Homeownership plays a dynamic role in building strong and stable communities. But access to that dream of owning a home is not equitable across neighborhoods, communities and racial and ethnic groups.
Counting the seconds: Timekeeper works 21 NCAA games (oh and Pacers games, too)
Randy Fishman had the best seat in the house for Monday night’s championship, located courtside and smack dab in the middle. Friends watching the game on television would have seen him just above the black line running across midcourt.Read More
MIKE LOPRESTI: For Carmel High School, sports dynasty hits milestone
Last week, the Carmel boys golf team rolled to another championship by 17 strokes. It was the seventh state title of the school year for the giant school from the suburban beehive, whose population is now past 90,000.Read More
$50M HHGregg suit attacks insiders for accepting customer deposits to very end
The suit charges that accepting the deposits at a time HHGregg’s tailspin cast doubt on its ability to provide the merchandise saddled the company “with tens of millions of dollars in unwarranted and unnecessary liabilities and recklessly caused the permanent destruction of the company’s value as a going concern.”Read More

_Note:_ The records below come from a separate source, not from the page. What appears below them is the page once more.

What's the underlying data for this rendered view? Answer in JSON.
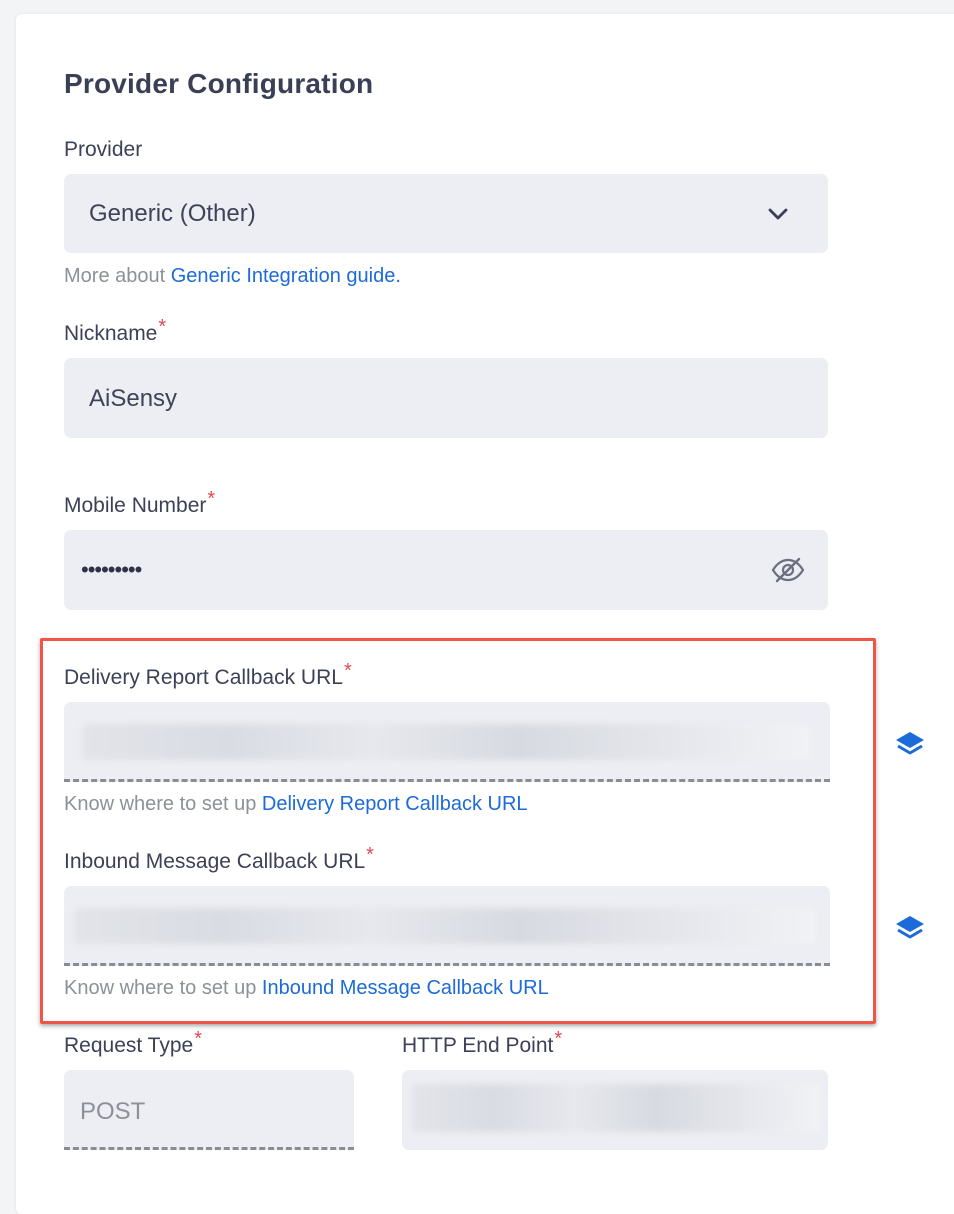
{
  "section_title": "Provider Configuration",
  "provider": {
    "label": "Provider",
    "selected": "Generic (Other)",
    "hint_prefix": "More about ",
    "hint_link": "Generic Integration guide."
  },
  "nickname": {
    "label": "Nickname",
    "required_mark": "*",
    "value": "AiSensy"
  },
  "mobile": {
    "label": "Mobile Number",
    "required_mark": "*",
    "masked_value": "•••••••••"
  },
  "delivery_callback": {
    "label": "Delivery Report Callback URL",
    "required_mark": "*",
    "hint_prefix": "Know where to set up ",
    "hint_link": "Delivery Report Callback URL"
  },
  "inbound_callback": {
    "label": "Inbound Message Callback URL",
    "required_mark": "*",
    "hint_prefix": "Know where to set up ",
    "hint_link": "Inbound Message Callback URL"
  },
  "request_type": {
    "label": "Request Type",
    "required_mark": "*",
    "value": "POST"
  },
  "http_endpoint": {
    "label": "HTTP End Point",
    "required_mark": "*"
  },
  "colors": {
    "accent": "#1c6bd8",
    "required": "#e5484d",
    "highlight_border": "#ee5547",
    "field_bg": "#eceef3"
  },
  "icons": {
    "dropdown": "chevron-down-icon",
    "visibility": "eye-slash-icon",
    "copy": "layers-icon"
  }
}
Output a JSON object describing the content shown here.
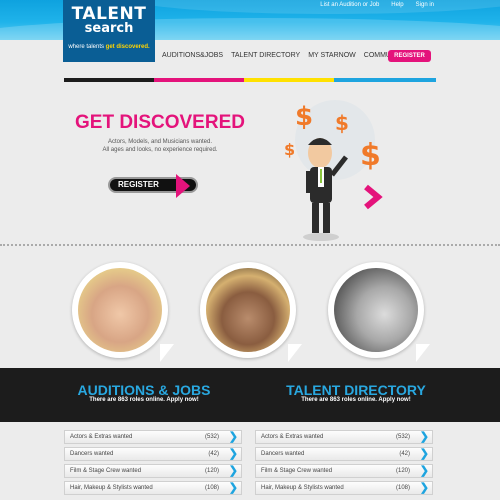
{
  "brand": {
    "logo_line1": "TALENT",
    "logo_line2": "search",
    "tagline_pre": "where talents",
    "tagline_post": "get discovered."
  },
  "top_links": [
    "List an Audition or Job",
    "Help",
    "Sign in"
  ],
  "nav": {
    "items": [
      "AUDITIONS&JOBS",
      "TALENT DIRECTORY",
      "MY STARNOW",
      "COMMUNITY"
    ],
    "register_label": "REGISTER"
  },
  "colors": {
    "accent": "#e4137b",
    "blue": "#29a8e0",
    "stripe": [
      "#1c1c1c",
      "#e4137b",
      "#ffe100",
      "#1ea4df"
    ]
  },
  "hero": {
    "title": "GET DISCOVERED",
    "sub_line1": "Actors, Models, and Musicians wanted.",
    "sub_line2": "All ages and looks, no experience required.",
    "button_label": "REGISTER"
  },
  "sections": [
    {
      "title": "AUDITIONS & JOBS",
      "subtitle": "There are 863 roles online. Apply now!"
    },
    {
      "title": "TALENT DIRECTORY",
      "subtitle": "There are 863 roles online. Apply now!"
    }
  ],
  "lists": [
    [
      {
        "label": "Actors & Extras wanted",
        "count": "(532)"
      },
      {
        "label": "Dancers wanted",
        "count": "(42)"
      },
      {
        "label": "Film & Stage Crew wanted",
        "count": "(120)"
      },
      {
        "label": "Hair, Makeup & Stylists wanted",
        "count": "(108)"
      }
    ],
    [
      {
        "label": "Actors & Extras wanted",
        "count": "(532)"
      },
      {
        "label": "Dancers wanted",
        "count": "(42)"
      },
      {
        "label": "Film & Stage Crew wanted",
        "count": "(120)"
      },
      {
        "label": "Hair, Makeup & Stylists wanted",
        "count": "(108)"
      }
    ]
  ]
}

The groundswell of support for climate action can also be felt here in Indiana: More than half of Hoosiers now understand that human activity is a major cause of climate change, and nearly two in three registered voters say the state should play a major role in fighting it, according to recent polling conducted by The Nature Conservancy in Indiana.
This article is for people in those companies that tried new business ideas, regardless of whether they worked. Most leaders would agree that it’s important for their company to be innovative but struggle to empower their people.
That’s one of the key questions we should all be asking ourselves after a damning report by the U.S. Inspector General found FBI officials made “fundamental errors” and exhibited “extremely poor judgment” in the handling of sexual abuse allegations against Nassar, first reported to the agency in 2015.
Reading dozens and sometimes hundreds of nominations for an awards program provides insight into organizations, companies and even industries I had no idea existed. Often
The Pacers have the 13th overall selection this year, a middling first-round selection for a team coming off a middling season.
We also have an abundance of potential catalytic projects—either in design or gaining momentum—that, thoughtfully executed and with the right partners in place, could set the bar for our next 100 years.
A federal-sized infrastructure assist would allow Indianapolis to take responsibility for some of the unjust transportation projects of our city’s history.
Our supportive and locally elected school boards charged us to determine how we could address equity and equality not only in the classroom but also in our operation.
While the story sadly does point to actual injustice in America’s past, it is not CRT and doesn’t help the reader understand CRT.
The work of one of the foundation’s fellows has brought the Dolly Parton’s Imagination Library to Indiana.
On July 1, the NCAA eliminated a ban on the ability of student-athletes to make money through endorsements, autographs and other uses of their names, images and likenesses.
Residential covenants ensure restrictions on property use originate from homeowners in the neighborhood.
I’ve come to learn that three areas need to be addressed when teaching teens how to handle money. They all feel intertwined, but they aren’t.
A hot topic right now is the notion of employers offering employees a flexible work environment. However, it leaves a lot of us wondering: Just what does a “flexible work environment” mean, and how does it help us to be our best?
You think Indianapolis had its hands full hosting the NCAA Tournament without the walls crumbling in from COVID? Multiply that by a hundred and you get Tokyo.
We know that, as more companies move to remote working opportunities—and examples of that are all around us—employees will be able to more easily choose where they live. For Indiana and central Indiana to compete, we must step up our game.
I was startled when some extended family members recently expressed shock that I continue to come downtown every day—and that I worked in the IBJ office on Monument Circle regularly through the pandemic. They assumed it was too unsafe.